▶ Description of the task
In the data below, find every line with the word "operations" and copy it out.

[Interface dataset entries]
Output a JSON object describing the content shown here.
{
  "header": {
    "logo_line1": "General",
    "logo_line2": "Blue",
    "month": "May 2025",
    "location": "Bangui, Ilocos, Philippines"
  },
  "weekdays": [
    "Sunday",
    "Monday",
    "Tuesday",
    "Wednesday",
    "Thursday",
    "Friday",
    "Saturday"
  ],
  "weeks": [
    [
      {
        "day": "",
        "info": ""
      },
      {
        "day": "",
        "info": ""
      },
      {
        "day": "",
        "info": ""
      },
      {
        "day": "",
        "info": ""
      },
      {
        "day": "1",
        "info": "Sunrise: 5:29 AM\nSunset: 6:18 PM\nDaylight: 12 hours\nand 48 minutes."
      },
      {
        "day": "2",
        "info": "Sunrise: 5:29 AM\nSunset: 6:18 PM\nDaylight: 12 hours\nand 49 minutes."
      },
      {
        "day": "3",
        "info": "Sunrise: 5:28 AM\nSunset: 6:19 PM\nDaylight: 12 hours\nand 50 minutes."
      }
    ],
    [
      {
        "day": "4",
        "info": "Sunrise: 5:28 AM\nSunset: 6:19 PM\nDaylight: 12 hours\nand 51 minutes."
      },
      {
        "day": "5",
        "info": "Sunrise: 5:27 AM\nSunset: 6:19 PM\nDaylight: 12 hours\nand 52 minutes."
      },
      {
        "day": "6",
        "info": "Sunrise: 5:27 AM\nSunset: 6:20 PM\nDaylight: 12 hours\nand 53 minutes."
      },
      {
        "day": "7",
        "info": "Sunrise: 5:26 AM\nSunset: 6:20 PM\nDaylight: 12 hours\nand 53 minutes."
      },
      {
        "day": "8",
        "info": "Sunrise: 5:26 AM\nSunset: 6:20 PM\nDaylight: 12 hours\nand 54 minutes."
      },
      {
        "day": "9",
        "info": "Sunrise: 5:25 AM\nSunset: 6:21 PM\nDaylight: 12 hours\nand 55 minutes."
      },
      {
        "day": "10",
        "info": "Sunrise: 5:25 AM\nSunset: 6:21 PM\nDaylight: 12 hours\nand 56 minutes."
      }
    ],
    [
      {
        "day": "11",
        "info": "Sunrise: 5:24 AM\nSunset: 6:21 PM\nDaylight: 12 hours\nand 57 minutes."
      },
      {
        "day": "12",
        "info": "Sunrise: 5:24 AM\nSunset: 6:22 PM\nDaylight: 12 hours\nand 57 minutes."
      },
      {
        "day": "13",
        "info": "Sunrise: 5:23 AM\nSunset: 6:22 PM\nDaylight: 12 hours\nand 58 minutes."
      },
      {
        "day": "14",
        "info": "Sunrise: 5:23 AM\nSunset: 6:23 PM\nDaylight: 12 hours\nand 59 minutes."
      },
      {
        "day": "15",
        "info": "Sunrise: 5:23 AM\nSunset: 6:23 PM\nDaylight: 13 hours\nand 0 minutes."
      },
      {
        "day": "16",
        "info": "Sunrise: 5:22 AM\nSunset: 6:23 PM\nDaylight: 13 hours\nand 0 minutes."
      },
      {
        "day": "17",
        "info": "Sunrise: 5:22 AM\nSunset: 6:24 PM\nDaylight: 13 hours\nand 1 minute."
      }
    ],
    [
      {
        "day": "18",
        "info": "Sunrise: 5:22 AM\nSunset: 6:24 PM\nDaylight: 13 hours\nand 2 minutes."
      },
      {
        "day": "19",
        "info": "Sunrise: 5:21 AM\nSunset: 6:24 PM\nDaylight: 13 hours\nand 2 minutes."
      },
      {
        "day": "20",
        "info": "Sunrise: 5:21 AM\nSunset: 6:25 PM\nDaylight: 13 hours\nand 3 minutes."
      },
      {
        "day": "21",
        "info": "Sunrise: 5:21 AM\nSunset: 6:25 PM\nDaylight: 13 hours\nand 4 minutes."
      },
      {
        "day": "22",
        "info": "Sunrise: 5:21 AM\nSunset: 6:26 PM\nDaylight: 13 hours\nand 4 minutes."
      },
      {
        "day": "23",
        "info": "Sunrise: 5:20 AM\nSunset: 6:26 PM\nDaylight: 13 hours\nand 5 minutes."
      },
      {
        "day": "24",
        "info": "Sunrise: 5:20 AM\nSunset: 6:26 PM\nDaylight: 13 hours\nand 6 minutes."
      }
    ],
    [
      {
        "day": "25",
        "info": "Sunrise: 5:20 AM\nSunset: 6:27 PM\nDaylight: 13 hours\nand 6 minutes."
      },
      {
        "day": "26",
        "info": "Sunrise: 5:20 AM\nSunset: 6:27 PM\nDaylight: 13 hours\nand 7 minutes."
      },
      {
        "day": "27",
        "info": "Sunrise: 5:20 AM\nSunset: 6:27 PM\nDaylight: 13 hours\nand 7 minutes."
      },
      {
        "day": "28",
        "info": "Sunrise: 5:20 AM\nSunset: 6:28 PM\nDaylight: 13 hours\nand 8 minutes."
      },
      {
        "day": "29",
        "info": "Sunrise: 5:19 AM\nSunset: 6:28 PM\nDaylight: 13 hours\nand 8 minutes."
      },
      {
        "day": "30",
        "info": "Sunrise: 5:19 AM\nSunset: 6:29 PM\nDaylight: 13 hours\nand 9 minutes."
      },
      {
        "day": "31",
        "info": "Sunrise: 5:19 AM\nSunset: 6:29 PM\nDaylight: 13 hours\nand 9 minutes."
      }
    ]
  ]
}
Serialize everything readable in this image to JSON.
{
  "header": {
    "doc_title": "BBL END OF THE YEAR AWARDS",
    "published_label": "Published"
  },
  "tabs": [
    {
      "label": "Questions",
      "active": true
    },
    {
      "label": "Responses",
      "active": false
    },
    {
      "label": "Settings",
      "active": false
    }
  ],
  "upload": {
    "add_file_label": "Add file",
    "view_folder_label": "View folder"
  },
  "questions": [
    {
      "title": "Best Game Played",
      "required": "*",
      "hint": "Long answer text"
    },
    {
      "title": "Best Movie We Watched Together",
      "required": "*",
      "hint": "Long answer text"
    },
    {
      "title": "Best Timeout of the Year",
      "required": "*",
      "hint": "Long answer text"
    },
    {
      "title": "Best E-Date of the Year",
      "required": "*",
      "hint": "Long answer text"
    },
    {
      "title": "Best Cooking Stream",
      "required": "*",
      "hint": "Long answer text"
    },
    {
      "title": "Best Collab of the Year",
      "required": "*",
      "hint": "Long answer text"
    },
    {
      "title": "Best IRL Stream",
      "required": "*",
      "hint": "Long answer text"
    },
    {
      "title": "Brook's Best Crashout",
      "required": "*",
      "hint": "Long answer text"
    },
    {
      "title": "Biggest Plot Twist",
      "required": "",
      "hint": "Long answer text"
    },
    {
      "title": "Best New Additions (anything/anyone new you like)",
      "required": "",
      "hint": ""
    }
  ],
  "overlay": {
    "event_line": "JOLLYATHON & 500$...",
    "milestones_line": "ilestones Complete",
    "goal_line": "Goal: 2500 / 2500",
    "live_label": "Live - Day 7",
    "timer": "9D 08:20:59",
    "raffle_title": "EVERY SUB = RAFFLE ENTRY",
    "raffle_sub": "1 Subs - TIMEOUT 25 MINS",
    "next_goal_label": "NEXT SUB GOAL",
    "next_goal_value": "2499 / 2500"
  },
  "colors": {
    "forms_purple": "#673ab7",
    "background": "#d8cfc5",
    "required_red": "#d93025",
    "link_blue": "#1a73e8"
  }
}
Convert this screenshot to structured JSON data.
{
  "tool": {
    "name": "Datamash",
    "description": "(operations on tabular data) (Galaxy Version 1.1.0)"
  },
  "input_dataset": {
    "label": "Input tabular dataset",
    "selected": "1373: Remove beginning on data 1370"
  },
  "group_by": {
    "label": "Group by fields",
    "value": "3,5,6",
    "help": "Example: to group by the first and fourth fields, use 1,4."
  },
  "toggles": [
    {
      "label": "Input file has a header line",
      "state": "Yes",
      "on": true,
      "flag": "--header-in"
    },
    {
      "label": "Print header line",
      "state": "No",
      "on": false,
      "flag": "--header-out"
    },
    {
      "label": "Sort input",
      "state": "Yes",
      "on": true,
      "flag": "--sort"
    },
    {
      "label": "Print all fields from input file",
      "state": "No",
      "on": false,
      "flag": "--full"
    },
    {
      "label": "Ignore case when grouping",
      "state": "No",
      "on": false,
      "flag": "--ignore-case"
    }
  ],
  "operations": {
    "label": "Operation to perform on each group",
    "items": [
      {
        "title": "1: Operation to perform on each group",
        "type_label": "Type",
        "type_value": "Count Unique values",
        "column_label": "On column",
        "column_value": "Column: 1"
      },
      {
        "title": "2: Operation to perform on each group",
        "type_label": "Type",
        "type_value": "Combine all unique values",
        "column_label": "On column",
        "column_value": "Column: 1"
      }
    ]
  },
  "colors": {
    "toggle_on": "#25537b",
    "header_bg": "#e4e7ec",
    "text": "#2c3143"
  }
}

▶ Answer box
    "description": "(operations on tabular data) (Galaxy Version 1.1.0)"
  "operations": {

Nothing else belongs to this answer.